Area 8: The U.S. During the First World War (1910s-1920s)
Background for teachers and students:
By the outbreak of World War I, the medical field had advanced tremendously over previous conflicts. European armies and the United States Army had provided comprehensive first aid training to soldiers, significantly improved medical equipment and significantly enhanced battlefield care for wounded. These improvements gave doctors, medics and nurses the ability to save countless lives. Often, however, wounded soldiers were left scarred, maimed and disfigured. Although wounds that at one time would have been fatal could now be healed, there was no cosmetic surgery to repair the maimed soldiers’ appearance. The English physician Sir Harold Gillies (1882-1960) set out to change that.
Gillies pioneered a cosmetic surgery technique still used today, wherein he would use undamaged skin tissue from the patient, form it into a tubule—a small tube of flesh—and attach it near the wound. Eventually, this tubule would grow where it was attached so that it could be “swung” down over the damaged area and eventually be used to regrow the affected tissue. This process took years, and many wounds were too severe for this process.
In addition, the sheer number of patients requiring some form of cosmetic help was overwhelming for Gillies and his clinic. When he first opened his clinic he received more than 2,000 patients in a single day—all from the Battle of the Somme in the summer of 1916.
Because of his significant medical contributions and accomplishments, Sir Harold Gillies is widely considered to be the father of plastic surgery.
The techniques that Sir Harold Gillies pioneered have made a major difference in the lives of tens of thousands of wounded soldiers since 1917. Some of his treatments are still used today to aid wounded soldiers returning from current deployments to Iraq and Afghanistan.
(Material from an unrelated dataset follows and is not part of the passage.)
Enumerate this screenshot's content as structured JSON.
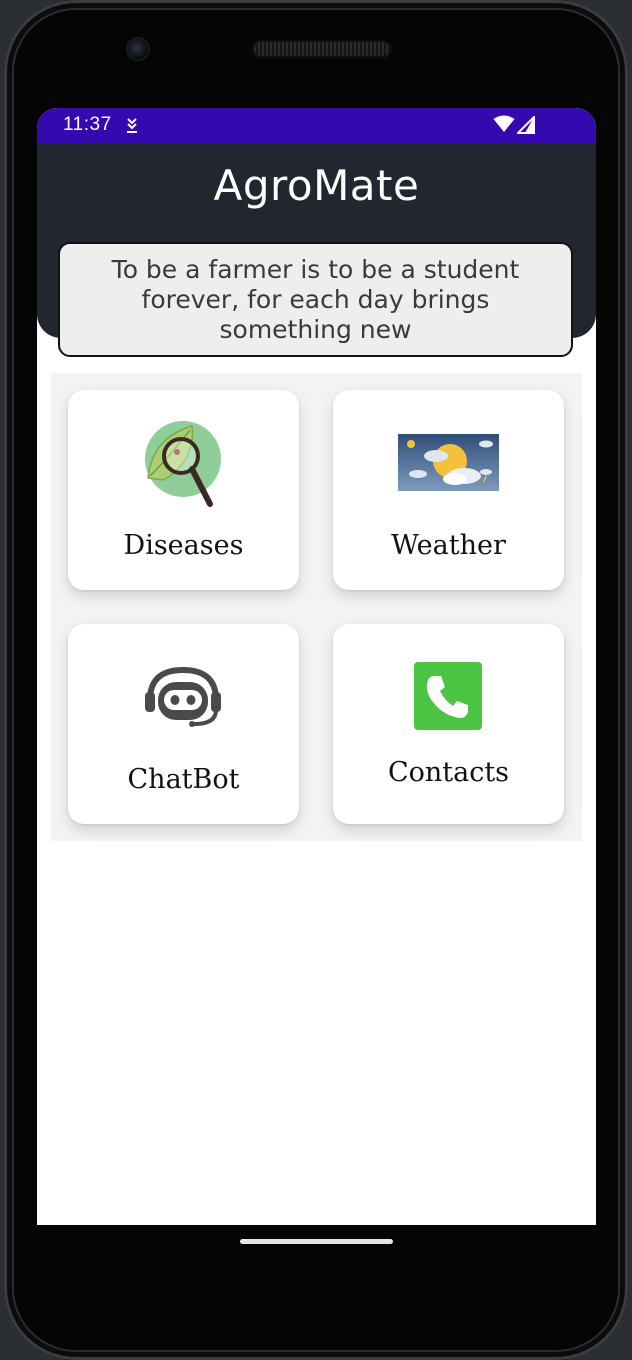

Because the Great War—now better known as World War I—raged in Europe from 1914 to 1917 before the United States entered the war, most of the wounded men helped by Gillies were French and British, rather than American.
The vast numbers of disfigured men returning home from the war were devastating. In trench warfare, soldiers’ helmets would protect the tops of their heads and their bodies were protected inside the trenches, but their faces were often left unprotected.
Without the necessary reparative surgeries, many of these men were unable to go out in public without causing a scene, were unable to work with the public and some even refused to return to their families, ashamed of how the war had scarred them. The British government even considered establishing “wounded colonies”—similar to leper colonies—where these men could live isolated among themselves away from the public.
Word of this terrible situation eventually reached Anna Coleman Ladd (1878-1939), an American artist and socialite. Prior to the war Ladd was a well-established sculptor and portrait painter. Moved by the stories of wounded soldiers, she set up a studio in Paris, France, with the assistance of the Red Cross. There she fashioned thin copper masks, personally fitted to each soldier, that were meticulously painted by hand to be as realistic as possible. The masks were held to their faces either through spectacles or strings that slid over the ears.
The video below shows Anna Coleman Ladd in her Paris studio working on masks for disfigured French soldiers.
Ladd’s masks helped those unable to obtain corrective surgery, as well as those who had the surgery but were still deeply disfigured. For her work in France, Ladd was awarded the Légion d’Honneur Croix de Chevalier and the Serbian Order of Saint Sava. After the war, Ladd returned to her home in Manchester, Mass., and to her sculpting work. She received various commissions for World War I memorials by the American Legion, some of which are still on display in that area.
Ladd’s pioneering work allowed many men who had been maimed by the war to return to a somewhat normal civilian life without feeling isolated or forced to endure cruel stares by the public. She was able to return to them some peace of mind and a sense of normalcy. Surviving masks are exceedingly rare today. This is because the men often wore them until they died—and were buried in them. As the years went by the masks would become scratched and some of the paint would flake off. But these former soldiers never got rid of their masks from Anna Coleman Ladd. These treasured masks had, in some measure, returned a sense of normalcy to these wounded veterans.